05:10 to be really specific there. And that will take care of creating the request. So the next piece here is we need to call our loader and then validate the response that we get back from that. So the response will call the loader with the request and the params.

05:29 This is actually gonna be in an object. The params is a property of that object. And the context is also a property of that object. So context is not something we're actually using in the Epic stack at all, but definitely something that you might use

05:48 and you absolutely have to provide it. Otherwise TypeScript will not like you very much. So we're passing that context object as well. Okay, great. And to be clear, that context object is called the load context in a remix lingo. This is different from like a React context thing. So once we get that response,

06:07 like at this point we're calling the loader and all of the API like GitHub API calls are gonna happen as part of this loader. And once that's all finished, then we should get a response back. And that response should send us back to onboarding. Let's go ahead and console log the response. So we can see a couple of the things

06:27 that are a part of that response. So with that, we cannot read property get session, uh-oh, of undefined. Let's see, we've got our connection session storage that's coming from the wrong place. Connection dot server TS. There we go. That should take care of that.

06:45 You gotta pay attention to your type errors, people. Okay, so we've got our response and there's our headers right there. Location is sending us to onboarding GitHub and it's got a set cookie and stuff there too. So awesome. Now all we have to do is assert our redirect.

07:05 So let's say expect response dot headers dot get location to be our onboarding URL. That expect, of course, is gonna come from vTest. So let's bring that in from vTest and we can clean all this stuff up and we've got our happy assertion in here.

07:23 So this, yeah, we need to use the base URL. There we go. And like I said, any URL there will work. So let's review really quick and then I'll leave the extra credit to you to implement that. Ah, heck, we'll do it together. We'll do it right now.

07:40 So this is gonna just be a simple assert redirect function that takes a response, response and a redirect to, it's a string, and then we're just doing a bunch of assertions here. So we'll expect the response status to be greater than or equal to 300.

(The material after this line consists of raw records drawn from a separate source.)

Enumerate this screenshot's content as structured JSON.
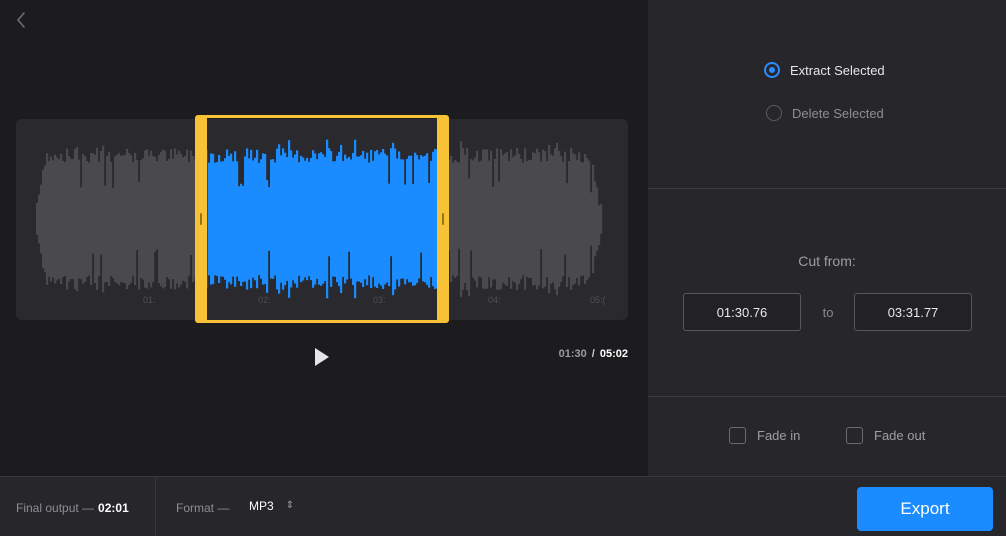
{
  "header": {
    "back_icon": "chevron-left-icon"
  },
  "waveform": {
    "timeline_labels": [
      "01:",
      "02:",
      "03:",
      "04:",
      "05:("
    ],
    "selection_color": "#1a8cff",
    "unselected_color": "#4a4a4e",
    "handle_color": "#f7c235"
  },
  "player": {
    "play_icon": "play-icon",
    "current_time": "01:30",
    "separator": "/",
    "total_time": "05:02"
  },
  "mode": {
    "options": [
      {
        "label": "Extract Selected",
        "selected": true
      },
      {
        "label": "Delete Selected",
        "selected": false
      }
    ]
  },
  "cut": {
    "label": "Cut from:",
    "start": "01:30.76",
    "to_label": "to",
    "end": "03:31.77"
  },
  "fades": {
    "fade_in": {
      "label": "Fade in",
      "checked": false
    },
    "fade_out": {
      "label": "Fade out",
      "checked": false
    }
  },
  "footer": {
    "final_output_label": "Final output —",
    "final_output_value": "02:01",
    "format_label": "Format —",
    "format_value": "MP3",
    "format_icon": "updown-arrows-icon",
    "export_label": "Export"
  },
  "colors": {
    "accent": "#1a8cff",
    "selection_border": "#f7c235"
  }
}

07:59 So that's just a redirect response, but it has to also be less than 400. So between 300 and 400. And then we'll have our expectation on the location to be the redirect to. And then we can say assert redirect on the response should go to onboarding GitHub.

08:20 There we go. So that takes care of that piece. Now we can review. So what we did here was we create the URL that we're going to be hitting as part of our whole flow. Like this, when our loader is called, we're going to expect that the request.URL matches where that loader is. So that's important.

08:41 We also expect some search params. This is remix auth is going to expect both search params as well as some cookie state. And so that's what all of this is establishing right here is that stuff that the remix auth requires for this OAuth2 flow.

09:00 And so we're creating a code and setting some state. We're setting that in the cookie so that when we go through our authenticator.authenticate, remix auth will look for that code and that state and it'll find the same state inside of the cookie and be like, okay, good. So they've gone through the auth flow.

09:18 Let's let them through so they can go through onboarding. And then, and it's going to hit our mocks, which we have in here. It's going to be talking to our access token API and we're creating a GitHub user for that and sending back a token.

09:38 And so that's how all of that process works is the authenticator is talking to the GitHub API. All of these API calls are working just fine. And so it is able to proceed and let us through like we're an actual user that authenticated with GitHub. So then we call our loader and we assert

09:55 that the response sent us to the right place. And that is your first test for getting this server started up for this mocking that's going on during our testing.